In general, all recruiters’ fees are based on the market value of the candidate provided, so the amount you pay can vary significantly depending on economics. If a person has more experience or achieved a higher level than another, they can command more money which translates to a higher fee required. Likewise, expect to pay more for expertise that is in high demand or skills that are difficult to find. Before getting to specifics on dollar amounts, though, there are a few different ways you can hire someone.
TYPES OF HIRING
At its simplest view, a company is either looking for help to fill a job opening via Direct Hire or Contract – here is the difference:
- Direct Hire – Also commonly referred to as a permanent hire, the company asks the recruiter to identify an employee that the company will be adding to its own payroll. The recruiter is paid in full when the candidate starts the new job and the transaction is complete.
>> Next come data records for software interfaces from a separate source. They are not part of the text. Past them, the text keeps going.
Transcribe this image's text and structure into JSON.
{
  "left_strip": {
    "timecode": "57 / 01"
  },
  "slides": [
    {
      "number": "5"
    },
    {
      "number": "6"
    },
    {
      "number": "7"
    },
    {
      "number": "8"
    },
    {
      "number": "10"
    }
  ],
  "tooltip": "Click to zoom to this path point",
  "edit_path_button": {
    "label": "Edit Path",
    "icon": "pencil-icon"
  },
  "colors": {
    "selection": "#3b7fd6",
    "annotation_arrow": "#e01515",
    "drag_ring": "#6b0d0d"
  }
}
- Contract Hire – This type of hire is meant to fill a short-term need, and the candidate is referred to as a Contractor, Consultant, or Temp. As the need is not long-term, the company does not want to hire an employee and have to fire them once the project or need is fulfilled. In this case, the employee they want is on the recruiting firm’s payroll but is “rented out” on an hourly, weekly, or monthly basis. Hourly is by far the most common.
- Contract-to-Hire – this is a combination of the first two used when a company wants to “try before they buy” by bringing on a potential future employee on a contract basis then offering them a permanent position if they perform well.
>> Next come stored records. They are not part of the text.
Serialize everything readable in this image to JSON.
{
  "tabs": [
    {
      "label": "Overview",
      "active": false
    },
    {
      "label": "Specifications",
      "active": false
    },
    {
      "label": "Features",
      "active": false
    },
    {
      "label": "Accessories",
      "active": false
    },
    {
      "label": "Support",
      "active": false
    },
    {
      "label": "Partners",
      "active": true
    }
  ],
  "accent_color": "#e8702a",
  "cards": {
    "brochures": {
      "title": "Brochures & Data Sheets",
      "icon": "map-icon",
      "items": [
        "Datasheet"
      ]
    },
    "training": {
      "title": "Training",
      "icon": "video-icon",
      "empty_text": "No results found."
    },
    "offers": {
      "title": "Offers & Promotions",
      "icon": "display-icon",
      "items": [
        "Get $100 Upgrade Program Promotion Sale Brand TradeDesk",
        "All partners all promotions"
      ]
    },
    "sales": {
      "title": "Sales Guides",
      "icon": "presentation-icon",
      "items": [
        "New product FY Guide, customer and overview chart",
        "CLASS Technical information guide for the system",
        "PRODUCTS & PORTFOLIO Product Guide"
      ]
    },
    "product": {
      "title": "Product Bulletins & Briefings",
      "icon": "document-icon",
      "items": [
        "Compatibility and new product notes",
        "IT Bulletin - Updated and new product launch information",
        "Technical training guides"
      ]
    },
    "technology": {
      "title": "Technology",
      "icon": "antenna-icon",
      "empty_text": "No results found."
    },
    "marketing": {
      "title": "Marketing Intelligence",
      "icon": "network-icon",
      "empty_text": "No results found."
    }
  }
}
For Direct Hire, the fee is based on a percentage of the salary level the candidate is offered, with the most common being 25%. So, for a candidate that you offer a base salary of $100K, you will be charged a one-time fee of $25K, usually payable within 30 days of start date. Fee percentages can range from 20% to 30% for a variety of reasons (see blog IS PRICING NEGOTIABLE?). For executive level searches at big companies, a common method to hire is called a Retained Search, which is typically 33% of estimated first year compensation, which can easily double or triple a regular fee (see blog CONTINGENCY VS RETAINED).
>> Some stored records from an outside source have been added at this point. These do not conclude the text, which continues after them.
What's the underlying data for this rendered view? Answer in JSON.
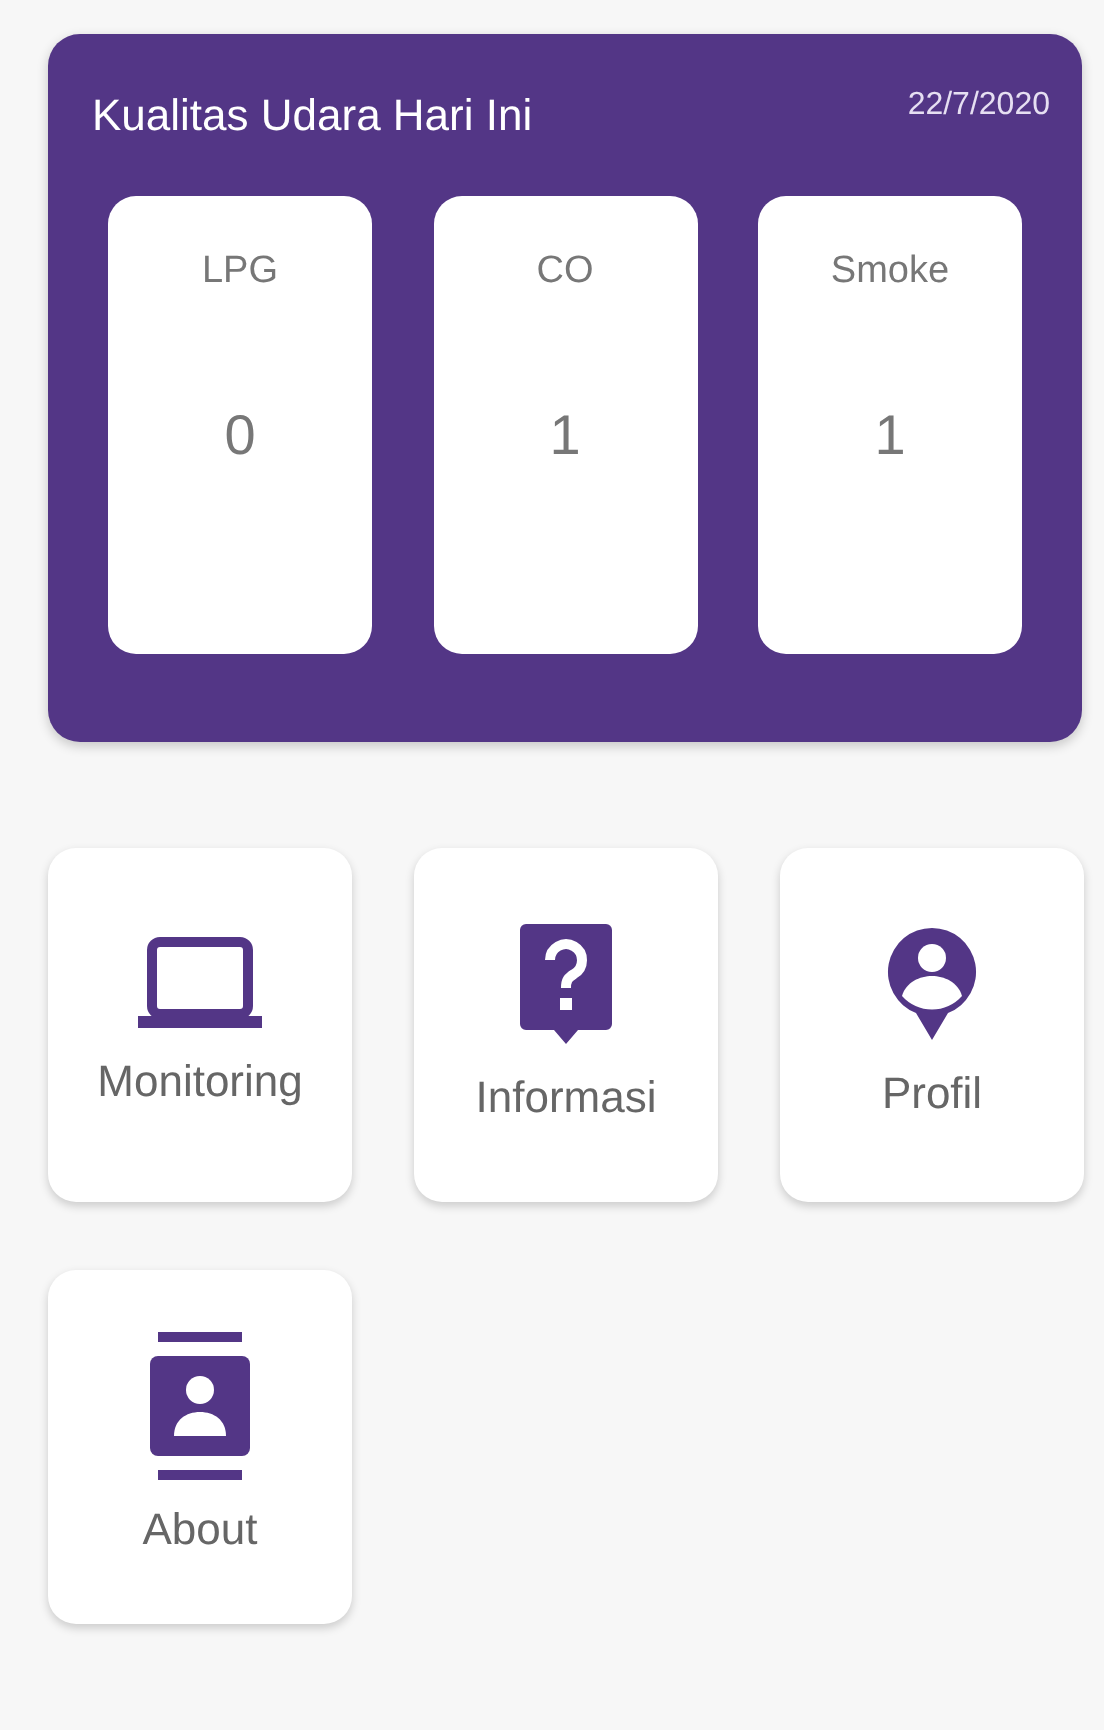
{
  "air_quality": {
    "title": "Kualitas Udara Hari Ini",
    "date": "22/7/2020",
    "sensors": [
      {
        "label": "LPG",
        "value": "0"
      },
      {
        "label": "CO",
        "value": "1"
      },
      {
        "label": "Smoke",
        "value": "1"
      }
    ]
  },
  "menu": [
    {
      "label": "Monitoring"
    },
    {
      "label": "Informasi"
    },
    {
      "label": "Profil"
    },
    {
      "label": "About"
    }
  ]
}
For Contract, the most common method is based on an hourly rate (the “pay rate”) that the contractor will be paid which is then “marked up” to determine the hourly rate the company will pay (the “bill rate”). For example, a person that would typically be paid $100K in a direct hire situation might negotiate a pay rate around $55/hr or so, based on 2080 hours in a year and adding a slight premium to make up for benefits. Then, if the markup rate is 65%, the bill rate will be $90.75/hr. There is a ridiculously wide range of markups out there depending on the type of contractor, the work required and the business model of the search firm. For a high volume of low wage workers, the markup might be 40%. For a highly specialized consultant working for a top firm in a niche industry, it can be 150%+. Most will likely fall in the 50-80% markup range.
While every prudent business wants to save on costs, keep in mind a time-honored rule about employment that accurate MOST of the time: “Good people aren’t cheap, and cheap people aren’t good”.